With regard to the three major programmatic components of SEPA -- posting, notification and integrated pest management (IPM) -- three states, including Maryland, Massachusetts and Michigan, have statutory requirements in all three areas. Fourteen states (Alaska, Arizona, California, Connecticut, Illinois, Kentucky, Louisiana, New Jersey, New York, Rhode Island, Texas, Washington, West Virginia and Wyoming) require two of the three major components in SEPA. Overall, 31 states have adopted pesticide laws that have one or more of the provisions in SEPA. Of those, twenty states require written notification, either by universal notice or a registry, and fourteen states recommend or require schools use IPM. IPM practitioners have cited large cost savings to school districts that utilize pest management practices supported by the legislation.

The School Environment Protection Act (SEPA):
--requires local educational agencies to implement a school pest management policy considering sanitation, structural repair, mechanical, biological, cultural and pesticide strategies that minimize health and environmental risks as developed by the state and EPA approved;
--requires universal notification 3 times per year (at the beginning of the school year, midyear, and once for summer session) of school pesticide use;
--provides parents and school staff access to health and toxicity information on all pesticides used in schools;
--establishes a registry for parents and school staff to sign-up to receive 24 hour pre-notification of a pesticide application;
--provides information on the pesticide’s adverse health effects on the notice provided via the registry;
-- requires signs to be posted 24 hours prior to the pesticide application and remain posted for 24 hours;
--exempts antimicrobials, baits, gels, and pastes from the notification requirements;
-- requires the area where a pesticide application is to take place be unoccupied;
-- requires record keeping of pesticide use and disclosure.;
--establishes 24 hour reentry period for pesticide applications made via baseboard spraying, broadcast spraying, tenting or fogging, unless the label specifies a specific reentry interval;
--does not apply to pest management activities conducted on or adjacent to school property by, or at the direction of, state or local agencies other than local educational agencies; and,
--does not preempt state or local schools from adopting a policy that exceeds provisions of the act.

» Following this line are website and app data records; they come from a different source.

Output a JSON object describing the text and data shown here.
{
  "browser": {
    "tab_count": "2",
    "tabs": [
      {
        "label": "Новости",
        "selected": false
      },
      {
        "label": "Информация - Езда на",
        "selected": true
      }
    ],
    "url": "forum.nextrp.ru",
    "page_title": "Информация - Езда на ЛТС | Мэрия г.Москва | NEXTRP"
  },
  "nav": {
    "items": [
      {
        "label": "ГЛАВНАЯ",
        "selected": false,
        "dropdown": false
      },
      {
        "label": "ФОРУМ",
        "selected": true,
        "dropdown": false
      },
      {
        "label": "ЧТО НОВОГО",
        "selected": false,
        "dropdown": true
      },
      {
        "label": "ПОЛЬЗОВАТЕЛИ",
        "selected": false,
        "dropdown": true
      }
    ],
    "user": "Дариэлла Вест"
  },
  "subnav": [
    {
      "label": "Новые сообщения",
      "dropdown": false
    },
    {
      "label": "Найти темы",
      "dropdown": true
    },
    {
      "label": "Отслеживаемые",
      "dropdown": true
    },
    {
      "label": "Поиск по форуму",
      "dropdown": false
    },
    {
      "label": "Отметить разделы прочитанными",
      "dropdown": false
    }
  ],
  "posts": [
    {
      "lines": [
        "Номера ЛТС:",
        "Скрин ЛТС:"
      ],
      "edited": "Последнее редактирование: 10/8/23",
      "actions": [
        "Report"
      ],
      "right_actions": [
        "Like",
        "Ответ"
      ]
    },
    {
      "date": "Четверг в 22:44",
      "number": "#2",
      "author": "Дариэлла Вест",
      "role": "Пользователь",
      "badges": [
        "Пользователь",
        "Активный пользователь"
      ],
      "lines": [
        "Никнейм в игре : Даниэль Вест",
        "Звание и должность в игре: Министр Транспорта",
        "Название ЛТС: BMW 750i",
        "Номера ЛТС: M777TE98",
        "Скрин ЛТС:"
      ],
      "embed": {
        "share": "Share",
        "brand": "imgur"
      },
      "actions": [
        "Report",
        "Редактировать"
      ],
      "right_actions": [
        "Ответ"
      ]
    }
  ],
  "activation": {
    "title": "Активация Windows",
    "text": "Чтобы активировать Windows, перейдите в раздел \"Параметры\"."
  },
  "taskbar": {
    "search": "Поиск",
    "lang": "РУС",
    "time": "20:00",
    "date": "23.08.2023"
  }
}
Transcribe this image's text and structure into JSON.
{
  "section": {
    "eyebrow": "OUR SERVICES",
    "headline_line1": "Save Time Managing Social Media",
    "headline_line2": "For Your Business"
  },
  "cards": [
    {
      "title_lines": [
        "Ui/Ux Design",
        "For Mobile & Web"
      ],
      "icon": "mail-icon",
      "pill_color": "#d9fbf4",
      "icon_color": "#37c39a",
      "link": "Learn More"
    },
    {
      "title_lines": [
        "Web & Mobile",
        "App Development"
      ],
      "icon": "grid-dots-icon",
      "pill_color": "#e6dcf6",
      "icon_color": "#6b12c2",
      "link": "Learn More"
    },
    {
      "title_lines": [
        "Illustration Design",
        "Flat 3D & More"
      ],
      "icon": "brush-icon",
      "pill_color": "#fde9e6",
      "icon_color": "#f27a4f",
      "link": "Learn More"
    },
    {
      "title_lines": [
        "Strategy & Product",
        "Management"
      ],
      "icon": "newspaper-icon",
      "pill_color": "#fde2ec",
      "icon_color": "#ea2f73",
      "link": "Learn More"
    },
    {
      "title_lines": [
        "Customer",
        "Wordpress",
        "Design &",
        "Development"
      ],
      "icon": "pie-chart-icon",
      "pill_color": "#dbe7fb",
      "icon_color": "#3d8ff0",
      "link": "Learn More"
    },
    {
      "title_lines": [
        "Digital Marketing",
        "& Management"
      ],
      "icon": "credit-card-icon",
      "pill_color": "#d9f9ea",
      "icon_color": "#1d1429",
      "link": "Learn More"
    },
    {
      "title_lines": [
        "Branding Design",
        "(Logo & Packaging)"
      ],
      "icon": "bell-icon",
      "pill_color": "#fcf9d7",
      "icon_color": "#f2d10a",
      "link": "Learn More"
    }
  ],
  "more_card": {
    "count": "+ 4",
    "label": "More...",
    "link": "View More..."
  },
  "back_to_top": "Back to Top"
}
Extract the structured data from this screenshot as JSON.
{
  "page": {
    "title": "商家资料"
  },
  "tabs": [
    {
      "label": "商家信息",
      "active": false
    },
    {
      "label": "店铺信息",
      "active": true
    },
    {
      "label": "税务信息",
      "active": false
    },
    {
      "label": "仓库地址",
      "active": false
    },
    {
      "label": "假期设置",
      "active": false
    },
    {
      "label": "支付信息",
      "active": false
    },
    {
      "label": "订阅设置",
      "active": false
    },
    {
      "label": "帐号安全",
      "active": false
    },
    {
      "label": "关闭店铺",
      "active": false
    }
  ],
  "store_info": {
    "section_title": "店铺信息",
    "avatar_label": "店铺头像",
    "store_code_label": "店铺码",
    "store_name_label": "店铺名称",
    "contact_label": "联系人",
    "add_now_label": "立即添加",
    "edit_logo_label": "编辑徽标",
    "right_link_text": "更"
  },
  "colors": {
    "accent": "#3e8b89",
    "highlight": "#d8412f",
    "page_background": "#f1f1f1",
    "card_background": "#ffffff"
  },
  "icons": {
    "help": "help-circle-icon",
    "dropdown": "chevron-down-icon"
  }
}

Children are among the least protected population group when it comes to pesticide exposure, according to the National Academy of Sciences report, Pesticides In the Diets of Infants and Children (1993). Children, due to their small size, greater intake of air and food relative to body weight, developing organ systems and other unique characteristics, are at higher risk than adults to pesticides. Numerous studies document that children exposed to pesticides suffer elevated rates of childhood leukemia, soft tissue sarcoma and brain cancer. Studies link pesticides to childhood asthma and respiratory problems. Scientists increasingly associate learning disabilities or attention deficit disorders with low level toxic exposure because of their affect on the central nervous system.

In fall 1999, the General Accounting Office (GAO), at the request of Senator Joseph Lieberman (D-CT), conducted a national review of the extent to which pesticides are used in and around the nation’s 110,000 public schools and the magnitude of the risk of exposure to children. The GAO report, Pesticides: Use, Effects, and Alternatives to Pesticides in Schools (GAO/RCED-00-17), found that the data on the amount of pesticides used in the nation’s public schools is neither available nor collected by the federal and most state governments. The report also found that EPA is not doing enough to protect children from pesticides, and that there is limited information on how many children are exposed to pesticides in schools. The GAO cited EPA’s analysis of the Poison Control Centers’ Toxic Exposure Surveillance System, documenting 2,300 school pesticide exposures from 1993-1996. Because most of the symptoms of pesticide exposure, from respiratory distress to difficulty in concentration, are common and may be assumed to have other causes, it is suspected that pesticide-related illness is much more prevalent than presently indicated.